* Aim of the task
Reproduce each line from the records that holds "name".

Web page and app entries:
--------------------------------------------------

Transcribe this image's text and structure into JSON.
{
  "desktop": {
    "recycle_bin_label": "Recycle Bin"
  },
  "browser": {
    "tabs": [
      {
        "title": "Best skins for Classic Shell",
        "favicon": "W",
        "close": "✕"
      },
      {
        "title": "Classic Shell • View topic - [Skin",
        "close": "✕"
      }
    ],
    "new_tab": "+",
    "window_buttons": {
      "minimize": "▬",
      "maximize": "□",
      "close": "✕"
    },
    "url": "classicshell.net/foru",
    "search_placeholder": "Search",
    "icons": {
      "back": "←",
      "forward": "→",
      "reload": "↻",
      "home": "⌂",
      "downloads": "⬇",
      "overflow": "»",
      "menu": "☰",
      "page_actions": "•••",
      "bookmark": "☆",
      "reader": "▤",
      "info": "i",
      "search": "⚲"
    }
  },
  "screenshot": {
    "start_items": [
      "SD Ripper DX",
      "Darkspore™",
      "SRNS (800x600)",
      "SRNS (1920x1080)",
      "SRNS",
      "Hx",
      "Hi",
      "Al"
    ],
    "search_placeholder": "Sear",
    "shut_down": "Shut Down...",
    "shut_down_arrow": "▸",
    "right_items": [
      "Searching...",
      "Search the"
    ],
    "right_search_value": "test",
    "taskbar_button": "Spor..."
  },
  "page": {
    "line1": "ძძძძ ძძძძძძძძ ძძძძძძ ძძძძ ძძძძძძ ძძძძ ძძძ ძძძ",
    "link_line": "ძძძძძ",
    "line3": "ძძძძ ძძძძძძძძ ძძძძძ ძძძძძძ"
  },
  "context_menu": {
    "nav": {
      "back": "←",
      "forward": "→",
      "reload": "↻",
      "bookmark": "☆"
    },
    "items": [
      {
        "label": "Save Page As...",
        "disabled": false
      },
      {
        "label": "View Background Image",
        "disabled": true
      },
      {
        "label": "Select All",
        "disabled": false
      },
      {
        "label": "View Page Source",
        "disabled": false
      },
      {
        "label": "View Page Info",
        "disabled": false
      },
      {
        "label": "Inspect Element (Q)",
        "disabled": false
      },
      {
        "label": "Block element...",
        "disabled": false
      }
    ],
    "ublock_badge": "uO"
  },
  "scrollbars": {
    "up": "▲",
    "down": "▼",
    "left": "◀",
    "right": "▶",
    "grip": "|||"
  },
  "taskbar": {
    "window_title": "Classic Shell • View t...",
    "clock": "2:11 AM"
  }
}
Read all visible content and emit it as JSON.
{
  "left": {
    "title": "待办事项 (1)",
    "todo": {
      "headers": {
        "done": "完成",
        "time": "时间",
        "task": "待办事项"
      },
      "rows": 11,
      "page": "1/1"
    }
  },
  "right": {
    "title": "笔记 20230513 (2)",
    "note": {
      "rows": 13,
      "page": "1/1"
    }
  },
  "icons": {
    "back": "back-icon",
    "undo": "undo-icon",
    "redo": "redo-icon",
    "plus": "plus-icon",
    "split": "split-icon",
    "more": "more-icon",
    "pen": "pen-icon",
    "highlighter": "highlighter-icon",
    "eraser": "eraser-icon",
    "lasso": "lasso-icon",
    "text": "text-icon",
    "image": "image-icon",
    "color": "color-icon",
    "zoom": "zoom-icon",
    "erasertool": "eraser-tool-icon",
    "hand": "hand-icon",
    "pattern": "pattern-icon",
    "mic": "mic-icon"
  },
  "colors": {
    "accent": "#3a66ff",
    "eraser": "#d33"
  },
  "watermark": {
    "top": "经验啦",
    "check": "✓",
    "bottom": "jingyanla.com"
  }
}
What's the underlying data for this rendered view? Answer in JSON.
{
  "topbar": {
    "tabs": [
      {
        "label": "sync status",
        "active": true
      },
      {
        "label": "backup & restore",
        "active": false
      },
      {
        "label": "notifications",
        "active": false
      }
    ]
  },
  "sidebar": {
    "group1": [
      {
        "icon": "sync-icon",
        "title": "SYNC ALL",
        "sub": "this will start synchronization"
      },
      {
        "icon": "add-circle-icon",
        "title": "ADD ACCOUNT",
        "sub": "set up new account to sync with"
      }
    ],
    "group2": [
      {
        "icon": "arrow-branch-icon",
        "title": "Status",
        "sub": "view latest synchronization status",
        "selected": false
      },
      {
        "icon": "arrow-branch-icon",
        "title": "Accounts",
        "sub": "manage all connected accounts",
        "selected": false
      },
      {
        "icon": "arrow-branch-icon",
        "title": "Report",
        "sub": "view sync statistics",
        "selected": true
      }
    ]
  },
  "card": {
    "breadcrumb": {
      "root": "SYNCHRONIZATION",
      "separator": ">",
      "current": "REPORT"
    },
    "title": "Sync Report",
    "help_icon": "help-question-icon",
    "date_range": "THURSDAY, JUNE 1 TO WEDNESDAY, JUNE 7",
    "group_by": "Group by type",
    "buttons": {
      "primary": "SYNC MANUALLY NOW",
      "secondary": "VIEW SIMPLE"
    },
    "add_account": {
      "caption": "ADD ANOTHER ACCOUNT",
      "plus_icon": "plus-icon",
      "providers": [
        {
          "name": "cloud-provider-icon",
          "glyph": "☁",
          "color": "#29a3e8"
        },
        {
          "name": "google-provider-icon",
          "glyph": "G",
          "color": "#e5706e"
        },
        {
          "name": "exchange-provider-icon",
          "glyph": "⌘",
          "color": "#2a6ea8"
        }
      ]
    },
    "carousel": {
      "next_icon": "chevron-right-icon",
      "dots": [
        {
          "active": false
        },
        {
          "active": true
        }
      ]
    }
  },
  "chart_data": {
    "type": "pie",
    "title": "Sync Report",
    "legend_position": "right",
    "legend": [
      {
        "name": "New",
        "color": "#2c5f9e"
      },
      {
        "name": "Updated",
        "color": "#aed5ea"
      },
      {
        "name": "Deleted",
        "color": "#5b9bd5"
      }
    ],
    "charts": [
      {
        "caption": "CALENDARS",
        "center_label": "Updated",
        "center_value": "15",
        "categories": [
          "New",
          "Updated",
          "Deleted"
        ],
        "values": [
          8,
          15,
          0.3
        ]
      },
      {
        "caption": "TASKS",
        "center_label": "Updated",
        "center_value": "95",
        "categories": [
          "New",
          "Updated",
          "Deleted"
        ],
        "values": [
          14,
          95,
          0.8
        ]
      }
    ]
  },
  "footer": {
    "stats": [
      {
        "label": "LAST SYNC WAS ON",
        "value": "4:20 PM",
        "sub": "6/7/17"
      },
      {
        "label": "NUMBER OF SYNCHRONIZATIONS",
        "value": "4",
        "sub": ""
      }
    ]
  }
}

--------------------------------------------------

* Result of the task
          "name": "cloud-provider-icon",
          "name": "google-provider-icon",
          "name": "exchange-provider-icon",
        "name": "New",
        "name": "Updated",
        "name": "Deleted",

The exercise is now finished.